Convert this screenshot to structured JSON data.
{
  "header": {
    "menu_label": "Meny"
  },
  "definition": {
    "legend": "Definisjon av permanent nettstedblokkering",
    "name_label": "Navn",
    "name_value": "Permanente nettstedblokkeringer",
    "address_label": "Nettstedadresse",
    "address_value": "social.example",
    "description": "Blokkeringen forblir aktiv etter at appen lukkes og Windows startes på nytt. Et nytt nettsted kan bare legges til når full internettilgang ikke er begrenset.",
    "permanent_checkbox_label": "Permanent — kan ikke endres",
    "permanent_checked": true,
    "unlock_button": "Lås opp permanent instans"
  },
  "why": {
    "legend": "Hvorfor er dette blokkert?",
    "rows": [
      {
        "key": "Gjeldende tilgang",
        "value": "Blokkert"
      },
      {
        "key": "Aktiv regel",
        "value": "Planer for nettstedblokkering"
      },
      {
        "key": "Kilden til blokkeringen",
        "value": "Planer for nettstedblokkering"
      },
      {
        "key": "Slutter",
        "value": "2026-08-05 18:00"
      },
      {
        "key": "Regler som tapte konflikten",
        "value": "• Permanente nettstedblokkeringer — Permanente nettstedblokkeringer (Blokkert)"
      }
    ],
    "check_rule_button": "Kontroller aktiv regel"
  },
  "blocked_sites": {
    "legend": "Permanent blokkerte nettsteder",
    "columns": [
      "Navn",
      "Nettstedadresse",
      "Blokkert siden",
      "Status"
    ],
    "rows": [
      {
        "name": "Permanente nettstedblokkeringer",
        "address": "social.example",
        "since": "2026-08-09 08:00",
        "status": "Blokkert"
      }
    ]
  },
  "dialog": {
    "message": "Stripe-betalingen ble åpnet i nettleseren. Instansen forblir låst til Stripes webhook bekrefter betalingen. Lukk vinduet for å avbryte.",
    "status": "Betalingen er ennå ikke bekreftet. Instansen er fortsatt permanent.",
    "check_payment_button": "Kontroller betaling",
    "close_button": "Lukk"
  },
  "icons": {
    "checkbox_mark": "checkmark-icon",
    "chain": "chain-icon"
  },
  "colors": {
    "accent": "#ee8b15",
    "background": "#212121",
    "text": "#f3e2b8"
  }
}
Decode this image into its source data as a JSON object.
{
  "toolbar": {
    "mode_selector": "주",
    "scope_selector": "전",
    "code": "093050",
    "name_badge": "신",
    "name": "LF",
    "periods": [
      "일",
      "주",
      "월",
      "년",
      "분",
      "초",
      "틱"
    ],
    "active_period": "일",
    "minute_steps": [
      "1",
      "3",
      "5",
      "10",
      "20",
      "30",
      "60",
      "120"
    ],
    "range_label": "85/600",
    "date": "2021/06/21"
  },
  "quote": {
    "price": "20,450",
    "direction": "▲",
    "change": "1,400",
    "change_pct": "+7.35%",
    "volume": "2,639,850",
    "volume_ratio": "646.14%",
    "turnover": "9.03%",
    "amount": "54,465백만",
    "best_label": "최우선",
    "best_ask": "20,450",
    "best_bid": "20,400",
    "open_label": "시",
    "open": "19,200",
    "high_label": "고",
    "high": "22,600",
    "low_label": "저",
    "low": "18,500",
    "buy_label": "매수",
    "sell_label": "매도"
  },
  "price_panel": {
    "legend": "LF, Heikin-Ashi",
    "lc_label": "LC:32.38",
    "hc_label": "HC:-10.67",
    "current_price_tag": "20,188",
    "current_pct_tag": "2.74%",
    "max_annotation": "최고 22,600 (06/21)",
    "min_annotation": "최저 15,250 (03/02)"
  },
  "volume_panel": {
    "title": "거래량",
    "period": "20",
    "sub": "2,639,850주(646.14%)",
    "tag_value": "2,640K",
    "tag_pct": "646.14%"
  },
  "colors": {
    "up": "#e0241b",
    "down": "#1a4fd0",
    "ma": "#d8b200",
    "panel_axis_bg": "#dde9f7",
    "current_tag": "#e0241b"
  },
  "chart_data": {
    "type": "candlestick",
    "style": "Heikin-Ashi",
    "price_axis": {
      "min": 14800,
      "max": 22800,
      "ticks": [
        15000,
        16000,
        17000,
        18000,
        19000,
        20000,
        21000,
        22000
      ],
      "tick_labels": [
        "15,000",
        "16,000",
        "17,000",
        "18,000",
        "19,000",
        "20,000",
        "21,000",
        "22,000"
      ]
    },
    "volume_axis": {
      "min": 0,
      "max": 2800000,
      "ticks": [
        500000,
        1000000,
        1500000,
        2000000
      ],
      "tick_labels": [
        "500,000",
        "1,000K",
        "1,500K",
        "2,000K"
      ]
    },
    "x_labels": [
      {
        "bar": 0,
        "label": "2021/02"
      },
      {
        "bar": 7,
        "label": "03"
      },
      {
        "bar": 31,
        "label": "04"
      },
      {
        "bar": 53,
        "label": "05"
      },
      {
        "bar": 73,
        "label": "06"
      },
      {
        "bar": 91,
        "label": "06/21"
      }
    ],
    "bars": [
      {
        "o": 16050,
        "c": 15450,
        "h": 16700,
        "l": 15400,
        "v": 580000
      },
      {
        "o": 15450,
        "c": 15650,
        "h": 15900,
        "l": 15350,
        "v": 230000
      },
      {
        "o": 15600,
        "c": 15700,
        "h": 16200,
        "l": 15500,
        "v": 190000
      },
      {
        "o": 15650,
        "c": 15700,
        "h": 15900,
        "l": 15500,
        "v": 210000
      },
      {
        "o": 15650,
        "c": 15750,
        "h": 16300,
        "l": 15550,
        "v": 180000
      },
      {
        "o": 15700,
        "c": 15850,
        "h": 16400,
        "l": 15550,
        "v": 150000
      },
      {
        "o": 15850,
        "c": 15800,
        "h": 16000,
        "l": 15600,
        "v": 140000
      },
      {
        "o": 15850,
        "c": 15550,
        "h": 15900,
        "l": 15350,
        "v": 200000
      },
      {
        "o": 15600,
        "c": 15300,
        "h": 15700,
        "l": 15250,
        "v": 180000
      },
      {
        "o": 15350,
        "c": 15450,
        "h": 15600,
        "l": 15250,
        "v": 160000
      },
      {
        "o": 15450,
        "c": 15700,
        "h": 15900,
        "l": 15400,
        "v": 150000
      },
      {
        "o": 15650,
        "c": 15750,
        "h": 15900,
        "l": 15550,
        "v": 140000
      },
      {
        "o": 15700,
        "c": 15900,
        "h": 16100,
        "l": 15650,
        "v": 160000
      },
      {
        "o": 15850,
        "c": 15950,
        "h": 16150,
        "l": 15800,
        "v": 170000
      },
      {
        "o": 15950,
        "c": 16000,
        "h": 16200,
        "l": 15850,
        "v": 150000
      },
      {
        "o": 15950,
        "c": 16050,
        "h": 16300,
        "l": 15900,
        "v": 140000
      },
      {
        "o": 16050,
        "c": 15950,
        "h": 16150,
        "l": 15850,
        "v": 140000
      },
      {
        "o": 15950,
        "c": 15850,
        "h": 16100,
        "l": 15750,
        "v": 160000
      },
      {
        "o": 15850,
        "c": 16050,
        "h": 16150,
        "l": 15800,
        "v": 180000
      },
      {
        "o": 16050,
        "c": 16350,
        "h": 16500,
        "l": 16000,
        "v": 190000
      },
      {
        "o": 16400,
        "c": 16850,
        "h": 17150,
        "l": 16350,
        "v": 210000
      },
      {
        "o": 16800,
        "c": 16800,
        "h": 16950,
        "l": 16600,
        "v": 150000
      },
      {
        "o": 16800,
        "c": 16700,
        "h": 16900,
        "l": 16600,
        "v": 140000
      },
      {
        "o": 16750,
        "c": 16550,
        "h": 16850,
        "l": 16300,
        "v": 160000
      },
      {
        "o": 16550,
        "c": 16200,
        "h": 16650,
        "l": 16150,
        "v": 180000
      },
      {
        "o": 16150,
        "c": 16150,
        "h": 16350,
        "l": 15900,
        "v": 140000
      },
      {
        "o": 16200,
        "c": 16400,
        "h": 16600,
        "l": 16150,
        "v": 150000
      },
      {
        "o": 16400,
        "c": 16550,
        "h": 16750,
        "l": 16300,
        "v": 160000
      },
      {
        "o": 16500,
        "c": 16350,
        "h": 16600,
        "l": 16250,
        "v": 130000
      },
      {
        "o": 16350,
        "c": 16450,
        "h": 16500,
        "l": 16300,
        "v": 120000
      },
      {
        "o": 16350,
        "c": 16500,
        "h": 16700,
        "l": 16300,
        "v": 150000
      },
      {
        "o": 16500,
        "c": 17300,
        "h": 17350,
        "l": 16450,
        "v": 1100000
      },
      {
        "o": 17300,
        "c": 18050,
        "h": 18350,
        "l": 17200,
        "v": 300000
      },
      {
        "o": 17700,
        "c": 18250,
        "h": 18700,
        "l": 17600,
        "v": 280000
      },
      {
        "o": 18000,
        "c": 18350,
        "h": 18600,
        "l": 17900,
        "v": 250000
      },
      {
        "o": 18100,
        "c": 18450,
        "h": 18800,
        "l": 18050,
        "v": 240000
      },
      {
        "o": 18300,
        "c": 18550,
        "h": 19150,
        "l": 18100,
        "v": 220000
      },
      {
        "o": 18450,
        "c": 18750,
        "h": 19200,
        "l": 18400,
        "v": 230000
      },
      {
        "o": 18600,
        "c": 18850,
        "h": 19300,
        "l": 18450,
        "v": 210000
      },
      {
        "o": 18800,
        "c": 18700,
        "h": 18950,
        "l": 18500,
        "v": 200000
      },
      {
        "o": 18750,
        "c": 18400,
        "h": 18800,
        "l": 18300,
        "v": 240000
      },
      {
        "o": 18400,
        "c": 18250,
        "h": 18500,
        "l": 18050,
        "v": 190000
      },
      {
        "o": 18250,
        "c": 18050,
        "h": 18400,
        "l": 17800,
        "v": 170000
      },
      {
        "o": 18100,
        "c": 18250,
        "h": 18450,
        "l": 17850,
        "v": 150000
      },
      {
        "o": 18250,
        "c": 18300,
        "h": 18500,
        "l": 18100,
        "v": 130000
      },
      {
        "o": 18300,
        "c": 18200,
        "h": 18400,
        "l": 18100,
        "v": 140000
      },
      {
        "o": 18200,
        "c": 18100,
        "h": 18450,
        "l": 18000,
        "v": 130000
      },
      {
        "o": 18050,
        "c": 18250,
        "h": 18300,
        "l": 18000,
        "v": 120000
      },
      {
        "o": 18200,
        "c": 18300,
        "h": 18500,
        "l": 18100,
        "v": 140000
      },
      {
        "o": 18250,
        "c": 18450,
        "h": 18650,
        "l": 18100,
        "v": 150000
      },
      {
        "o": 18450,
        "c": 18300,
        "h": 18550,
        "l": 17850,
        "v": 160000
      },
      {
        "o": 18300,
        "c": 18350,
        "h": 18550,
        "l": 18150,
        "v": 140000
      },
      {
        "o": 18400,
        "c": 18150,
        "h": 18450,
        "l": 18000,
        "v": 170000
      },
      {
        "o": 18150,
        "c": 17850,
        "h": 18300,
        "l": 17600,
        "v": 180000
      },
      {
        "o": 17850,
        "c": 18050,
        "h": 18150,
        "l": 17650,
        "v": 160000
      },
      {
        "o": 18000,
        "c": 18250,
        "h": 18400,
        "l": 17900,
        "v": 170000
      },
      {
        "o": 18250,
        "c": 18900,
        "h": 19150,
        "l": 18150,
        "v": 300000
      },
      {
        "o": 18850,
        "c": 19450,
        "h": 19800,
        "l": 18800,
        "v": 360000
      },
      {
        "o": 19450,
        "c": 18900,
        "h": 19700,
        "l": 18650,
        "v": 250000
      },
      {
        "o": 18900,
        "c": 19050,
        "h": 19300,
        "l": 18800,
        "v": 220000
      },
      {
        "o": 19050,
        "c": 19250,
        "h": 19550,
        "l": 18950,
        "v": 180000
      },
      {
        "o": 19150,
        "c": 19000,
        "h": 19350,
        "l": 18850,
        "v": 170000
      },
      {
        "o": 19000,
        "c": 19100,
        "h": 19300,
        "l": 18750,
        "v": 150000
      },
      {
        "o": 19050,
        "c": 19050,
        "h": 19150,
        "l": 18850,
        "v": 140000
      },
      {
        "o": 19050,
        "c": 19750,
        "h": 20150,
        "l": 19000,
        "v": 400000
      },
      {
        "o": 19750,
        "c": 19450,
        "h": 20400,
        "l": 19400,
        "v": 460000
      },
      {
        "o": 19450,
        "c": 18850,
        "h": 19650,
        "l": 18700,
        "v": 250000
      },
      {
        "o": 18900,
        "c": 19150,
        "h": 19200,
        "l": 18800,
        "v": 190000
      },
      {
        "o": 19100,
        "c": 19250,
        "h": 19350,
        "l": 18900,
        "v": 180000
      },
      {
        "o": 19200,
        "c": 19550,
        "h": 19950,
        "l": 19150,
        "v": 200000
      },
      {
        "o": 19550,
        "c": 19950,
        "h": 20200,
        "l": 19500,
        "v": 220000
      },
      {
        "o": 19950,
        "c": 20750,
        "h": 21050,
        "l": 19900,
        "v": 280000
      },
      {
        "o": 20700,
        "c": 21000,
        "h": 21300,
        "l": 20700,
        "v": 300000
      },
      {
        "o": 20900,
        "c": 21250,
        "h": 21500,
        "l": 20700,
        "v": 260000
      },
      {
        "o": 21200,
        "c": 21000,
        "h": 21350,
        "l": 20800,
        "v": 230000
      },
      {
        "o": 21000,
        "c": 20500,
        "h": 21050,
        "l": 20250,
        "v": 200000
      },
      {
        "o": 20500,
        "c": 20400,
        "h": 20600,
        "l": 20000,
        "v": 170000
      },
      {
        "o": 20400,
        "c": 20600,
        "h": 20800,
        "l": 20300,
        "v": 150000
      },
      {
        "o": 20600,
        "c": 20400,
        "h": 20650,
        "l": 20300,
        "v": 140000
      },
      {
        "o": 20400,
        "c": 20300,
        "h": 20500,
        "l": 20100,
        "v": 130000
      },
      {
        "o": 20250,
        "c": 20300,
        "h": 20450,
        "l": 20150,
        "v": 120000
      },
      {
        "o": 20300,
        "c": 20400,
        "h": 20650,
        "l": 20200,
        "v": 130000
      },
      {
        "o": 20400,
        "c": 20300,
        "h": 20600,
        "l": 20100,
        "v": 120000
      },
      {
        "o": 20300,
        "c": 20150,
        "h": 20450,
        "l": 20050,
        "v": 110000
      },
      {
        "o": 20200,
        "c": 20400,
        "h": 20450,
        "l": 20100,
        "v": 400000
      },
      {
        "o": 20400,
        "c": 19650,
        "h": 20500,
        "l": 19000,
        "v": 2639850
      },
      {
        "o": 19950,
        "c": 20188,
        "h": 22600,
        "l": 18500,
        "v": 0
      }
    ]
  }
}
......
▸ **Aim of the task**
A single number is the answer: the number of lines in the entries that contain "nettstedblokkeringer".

▸ **Result of this exercise**
3